Provisional IRA in the early 1970s. One of them, Giuseppe Conlon, father of
Gerard Conlon (one of four young people wrongly found guilty of the
Sister Sarah Clarke, who died on 4 February 2002 at the
age of 82, was described by Paddy Hill, one of the
Tuesday, 6 June, 2000, 11:03 GMT 12:03
Blair apologises to Guildford Four
An extract from the letter sent to Paul Hill's wife
Tony Blair has apologized to the Guildford Four who were wrongfully convicted
of IRA bomb attacks in
In a letter, Mr Blair acknowledged the "miscarriage of justice" which they suffered as a result of their wrongful convictions.
Details of the apology are revealed for
the first time in a special two-part edition of BBC Northern Ireland's
Spotlight programme, on the changing fortunes of
Paul Hill, Gerry Conlon, Patrick
Armstrong and Carole Richardson, were given life sentences for bombing public
houses in Guildford,
Each of them spent 15 years in prison before the convictions were overturned by the Court of Appeal in 1989.
Mr Hill and Mr
Armstrong were also wrongfully sentenced for a bomb attack in Woolwich.

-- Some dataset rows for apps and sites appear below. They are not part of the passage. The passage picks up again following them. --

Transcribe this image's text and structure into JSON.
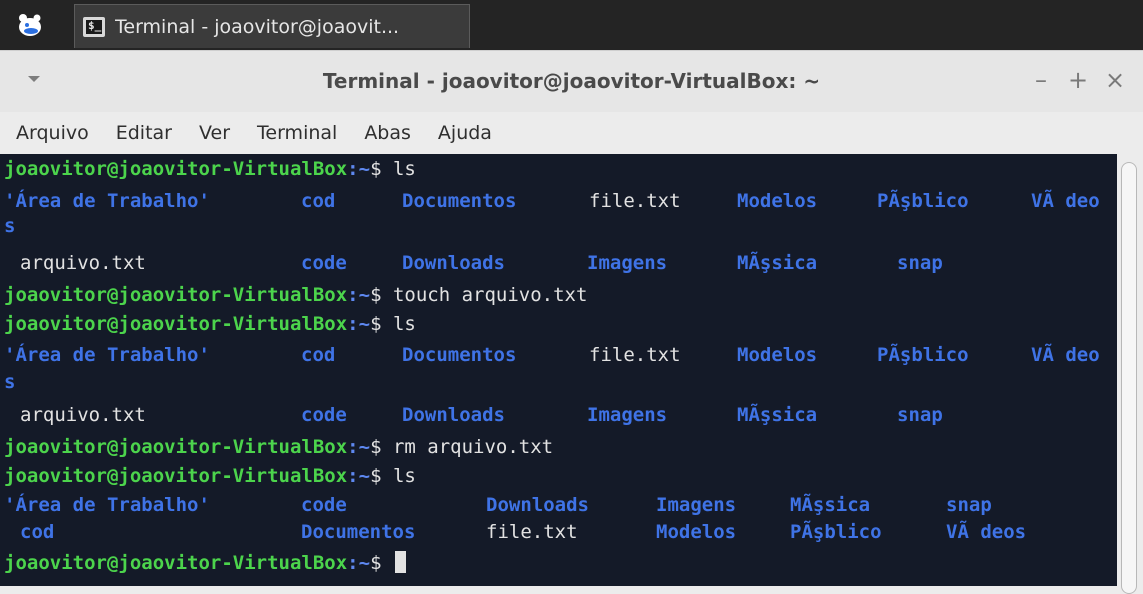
{
  "taskbar": {
    "start_icon": "xfce-mouse-icon",
    "task_label": "Terminal - joaovitor@joaovit...",
    "task_icon": "terminal-icon",
    "task_icon_glyph": "$_"
  },
  "window": {
    "title": "Terminal - joaovitor@joaovitor-VirtualBox: ~",
    "controls": {
      "minimize": "–",
      "maximize": "+",
      "close": "×"
    }
  },
  "menubar": {
    "items": [
      "Arquivo",
      "Editar",
      "Ver",
      "Terminal",
      "Abas",
      "Ajuda"
    ]
  },
  "terminal": {
    "prompt_user": "joaovitor@joaovitor-VirtualBox",
    "prompt_path": ":~",
    "prompt_symbol": "$",
    "commands": [
      "ls",
      "touch arquivo.txt",
      "ls",
      "rm arquivo.txt",
      "ls"
    ],
    "ls_output_1": {
      "row1": [
        "'Área de Trabalho'",
        "cod",
        "Documentos",
        "file.txt",
        "Modelos",
        "PÃşblico",
        "VÃ deo"
      ],
      "wrap": "s",
      "row2": [
        "arquivo.txt",
        "code",
        "Downloads",
        "Imagens",
        "MÃşsica",
        "snap"
      ]
    },
    "ls_output_2": {
      "row1": [
        "'Área de Trabalho'",
        "cod",
        "Documentos",
        "file.txt",
        "Modelos",
        "PÃşblico",
        "VÃ deo"
      ],
      "wrap": "s",
      "row2": [
        "arquivo.txt",
        "code",
        "Downloads",
        "Imagens",
        "MÃşsica",
        "snap"
      ]
    },
    "ls_output_3": {
      "row1": [
        "'Área de Trabalho'",
        "code",
        "Downloads",
        "Imagens",
        "MÃşsica",
        "snap"
      ],
      "row2": [
        "cod",
        "Documentos",
        "file.txt",
        "Modelos",
        "PÃşblico",
        "VÃ deos"
      ]
    }
  },
  "colors": {
    "terminal_bg": "#141a28",
    "prompt_user": "#4cd44c",
    "directory": "#3f73e6",
    "text": "#e2e2e2"
  }
}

A total
of seven people died in the
The apology, personally signed by the Prime Minster, was sent by Mr Blair to Paul Hill's wife, Courtney Kennedy Hill, the daughter of the assassinated American Attorney-General Robert Kennedy, and niece of the late John F Kennedy.
The prime minister wrote: "I believe that it is an indictment of our system of justice and a matter for the greatest regret when anyone suffers punishment as a result of a miscarriage of justice.
"There were miscarriages of justice in your husband's case, and the cases of those convicted with him. I am very sorry indeed that this should have happened."